Working through the lines below, return each one that holds "value".

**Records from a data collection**
○ ○ ○ ○ ○

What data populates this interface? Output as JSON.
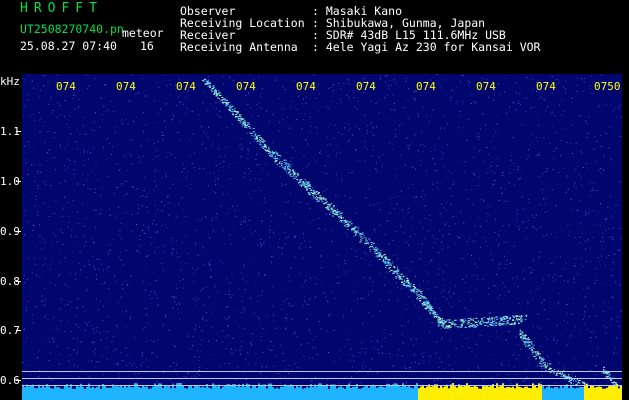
{
  "header": {
    "app_name": "HROFFT",
    "file_name": "UT2508270740.pn",
    "mode": "meteor",
    "datetime": "25.08.27 07:40",
    "count": "16",
    "info": [
      {
        "label": "Observer",
        "value": ": Masaki Kano"
      },
      {
        "label": "Receiving Location",
        "value": ": Shibukawa, Gunma, Japan"
      },
      {
        "label": "Receiver",
        "value": ": SDR# 43dB L15 111.6MHz USB"
      },
      {
        "label": "Receiving Antenna",
        "value": ": 4ele Yagi Az 230 for Kansai VOR"
      }
    ]
  },
  "y_axis": {
    "unit": "kHz",
    "ticks": [
      "1.1",
      "1.0",
      "0.9",
      "0.8",
      "0.7",
      "0.6"
    ]
  },
  "x_axis": {
    "ticks": [
      "074",
      "074",
      "074",
      "074",
      "074",
      "074",
      "074",
      "074",
      "074",
      "0750"
    ]
  },
  "colors": {
    "background": "#000000",
    "spectrogram": "#01066e",
    "title": "#00e04a",
    "text": "#ffffff",
    "time_labels": "#ffff00",
    "trace": "#7fe6c8",
    "band": "#00c8ff",
    "yellow_band": "#ffee00"
  }
}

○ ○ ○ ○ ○

**ANSWER SPACE**
        "value": ": Masaki Kano"
        "value": ": Shibukawa, Gunma, Japan"
        "value": ": SDR# 43dB L15 111.6MHz USB"
        "value": ": 4ele Yagi Az 230 for Kansai VOR"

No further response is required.